Yes, curbside collection of storm damage debris is currently underway. Residents should not expect crews on their regular garbage day; crews will focus on areas that have already had a first round of tree debris removal (which created more room at the curb). They will also come through more than one time to collect items damaged in the storm. This is for storm-related debris and damaged items only, and not intended to be a bulky item collection program. Storm-related debris piles should be kept separate from tree debris. It is very important that construction material is not mixed in with the tree debris. A full list of items accepted curbside can be found on the City’s website.
Q: I had a large tree fall in the back yard. Will the City or National Guard clear trees from alleys or do I need to get that to the curb?

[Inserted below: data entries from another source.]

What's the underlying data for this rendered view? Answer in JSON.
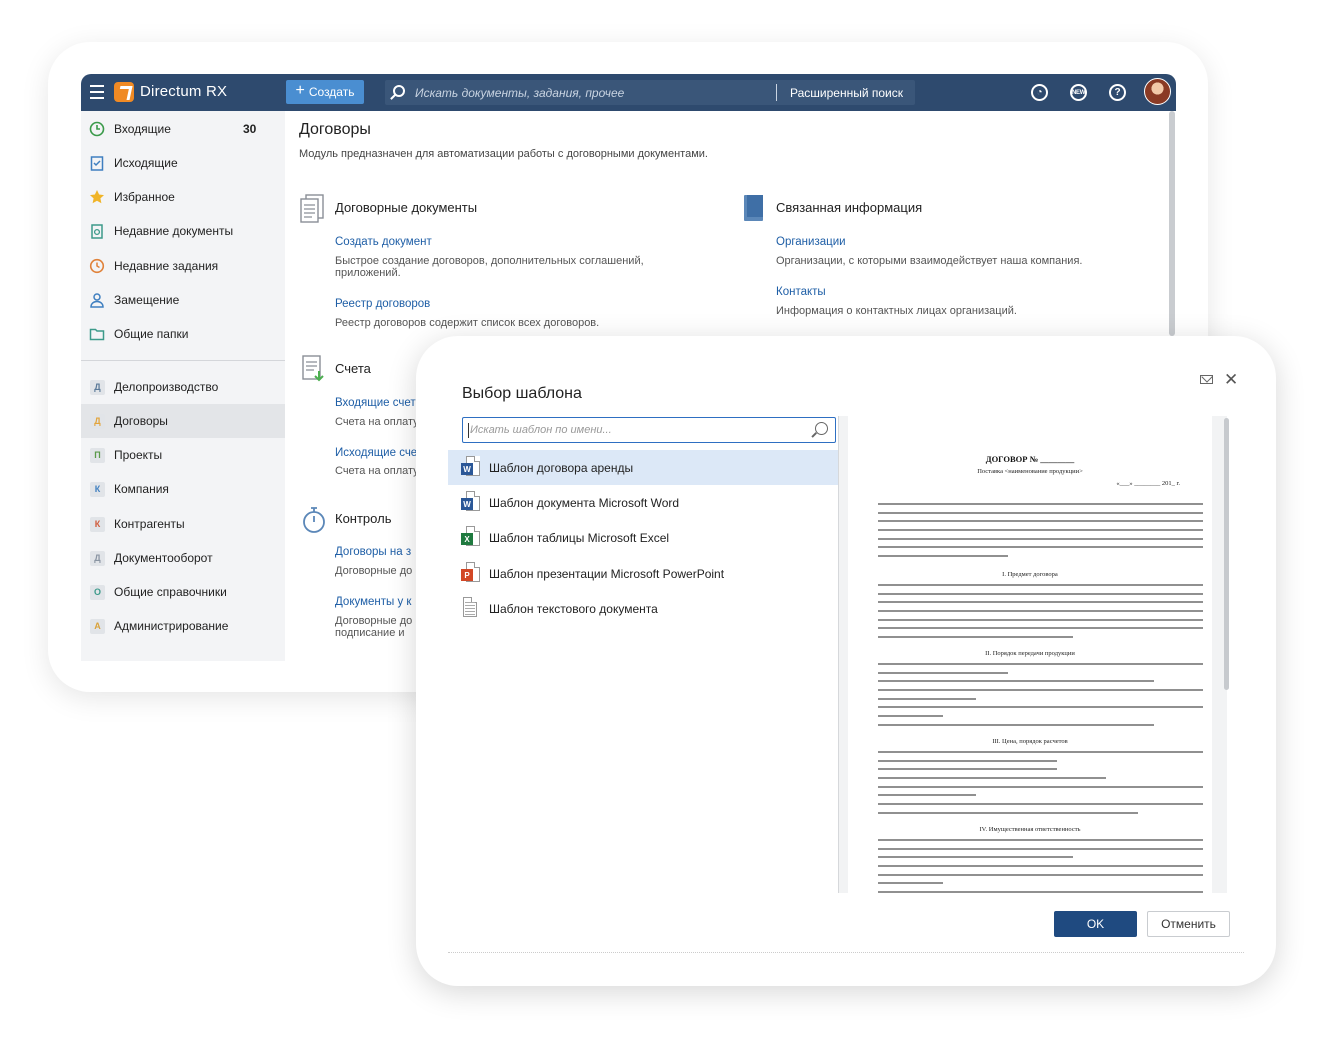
{
  "app": {
    "title": "Directum RX",
    "create_label": "Создать",
    "search_placeholder": "Искать документы, задания, прочее",
    "advanced_search": "Расширенный поиск",
    "new_badge": "NEW",
    "help_icon": "?"
  },
  "sidebar": {
    "items": [
      {
        "label": "Входящие",
        "count": "30",
        "icon": "clock-icon"
      },
      {
        "label": "Исходящие",
        "icon": "checklist-icon"
      },
      {
        "label": "Избранное",
        "icon": "star-icon"
      },
      {
        "label": "Недавние документы",
        "icon": "document-icon"
      },
      {
        "label": "Недавние задания",
        "icon": "history-icon"
      },
      {
        "label": "Замещение",
        "icon": "user-icon"
      },
      {
        "label": "Общие папки",
        "icon": "folder-icon"
      }
    ],
    "modules": [
      {
        "letter": "Д",
        "label": "Делопроизводство",
        "color": "#5b7a99"
      },
      {
        "letter": "Д",
        "label": "Договоры",
        "color": "#e2a43b"
      },
      {
        "letter": "П",
        "label": "Проекты",
        "color": "#5a9a4a"
      },
      {
        "letter": "К",
        "label": "Компания",
        "color": "#3f7fc0"
      },
      {
        "letter": "К",
        "label": "Контрагенты",
        "color": "#d05a3a"
      },
      {
        "letter": "Д",
        "label": "Документооборот",
        "color": "#8a95a3"
      },
      {
        "letter": "О",
        "label": "Общие справочники",
        "color": "#3c9a8a"
      },
      {
        "letter": "А",
        "label": "Администрирование",
        "color": "#d9a23a"
      }
    ]
  },
  "main": {
    "title": "Договоры",
    "subtitle": "Модуль предназначен для автоматизации работы с договорными документами.",
    "sections": {
      "contracts": {
        "title": "Договорные документы",
        "links": [
          {
            "label": "Создать документ",
            "desc": "Быстрое создание договоров, дополнительных соглашений, приложений."
          },
          {
            "label": "Реестр договоров",
            "desc": "Реестр договоров содержит список всех договоров."
          }
        ]
      },
      "related": {
        "title": "Связанная информация",
        "links": [
          {
            "label": "Организации",
            "desc": "Организации, с которыми взаимодействует наша компания."
          },
          {
            "label": "Контакты",
            "desc": "Информация о контактных лицах организаций."
          }
        ]
      },
      "invoices": {
        "title": "Счета",
        "links": [
          {
            "label": "Входящие счета",
            "desc": "Счета на оплату"
          },
          {
            "label": "Исходящие счета",
            "desc": "Счета на оплату"
          }
        ]
      },
      "control": {
        "title": "Контроль",
        "links": [
          {
            "label": "Договоры на з",
            "desc": "Договорные до"
          },
          {
            "label": "Документы у к",
            "desc": "Договорные до",
            "desc2": "подписание и"
          }
        ]
      }
    }
  },
  "dialog": {
    "title": "Выбор шаблона",
    "search_placeholder": "Искать шаблон по имени...",
    "templates": [
      {
        "label": "Шаблон договора аренды",
        "type": "W",
        "color": "#2b5797",
        "selected": true
      },
      {
        "label": "Шаблон документа Microsoft Word",
        "type": "W",
        "color": "#2b5797",
        "selected": false
      },
      {
        "label": "Шаблон таблицы Microsoft Excel",
        "type": "X",
        "color": "#1f7a3f",
        "selected": false
      },
      {
        "label": "Шаблон презентации Microsoft PowerPoint",
        "type": "P",
        "color": "#d24726",
        "selected": false
      },
      {
        "label": "Шаблон текстового документа",
        "type": "",
        "color": "#999999",
        "selected": false
      }
    ],
    "preview": {
      "heading": "ДОГОВОР № ________",
      "subheading": "Поставка <наименование продукции>",
      "date_line": "«___» ________ 201_ г.",
      "section_1": "I. Предмет договора",
      "section_2": "II. Порядок передачи продукции",
      "section_3": "III. Цена, порядок расчетов",
      "section_4": "IV. Имущественная ответственность"
    },
    "ok_label": "OK",
    "cancel_label": "Отменить"
  }
}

A: Residents will need to place all tree debris at the curb. We cannot go onto private property to remove tree debris.
Q: How do I determine whether my tree can be saved or needs to be removed?
A: The City would like to save as many trees as possible. Contact an ISA certified arborist and have it evaluated. Links to arborists on our website
Q: My neighbor has a private tree that concerns me, what should I do?
A: Residents are not able to report private trees that need to be removed to the City. Any concerns about private trees must be handled privately. A certified arborist can be hired to determine and document risk. Information on finding a certified arborist is available on the City’s website.
Q: Will insurance cover the damage?
A: Contact your homeowners’ insurance to find out if your damage is covered.
FIND AN ARBORIST
City Trees in Right-of-Way
STREET TREE FINDER
Q: If a tree in the City right-of-way has fallen on my property, is it considered the City’s tree and the City’s responsibility to clean up?
A: Tree debris located on private property, even if it was a street tree, will need to be cleaned up by the property owner and placed near the curb. All tree debris for this storm event is being picked up by the City as long as debris is placed along the right-of-way. Do not drag tree debris into parks.
Q: Will the City take care of the stump left in the right-of-way?
A: The City will grind tree stumps left in the right-of-way. Crews are currently addressing urgent branch and tree removals that pose safety hazards. They will move on to assessment of trees for structural stability and stump removal after dangerous trees have been taken care of.
Q: Will the City review trees located in the right-of-way?
A: City trees will be assessed over the next several months to determine if they will survive long term.
Q: How can I report a concern with a City tree?
A: Please use our online form to report concern or damage to a City tree: Report a Tree Concern
Q: The City was in the process of removing an ash tree that was in the right-of-way that has now fallen onto my property. Will they come and remove it and take the brush?
A: The City will finish removing the tree in the right-of-way. If part of it broke and landed on private property, the property owner will need to drag the debris to the curb.
Q: Will the City remove damaged ash trees?
A: If the tree is in the right-of-way, it will be removed eventually with a priority placed on a damaged ash as opposed to a healthy one. An ash tree on private property is the homeowner’s responsibility.
Q: Will the City replant damaged trees in the right-of-way?
A: The City will replant trees in the right-of-way, however, a plan will need to be developed for the massive replacement of trees lost in the storm.
Q: A City tree in front of the neighbors’ yard landed in my yard. Who is responsible for cleaning it up?
A: You are responsible for cleaning up debris that landed in your yard. If the debris is dragged to the curb, it will be collected by City crews.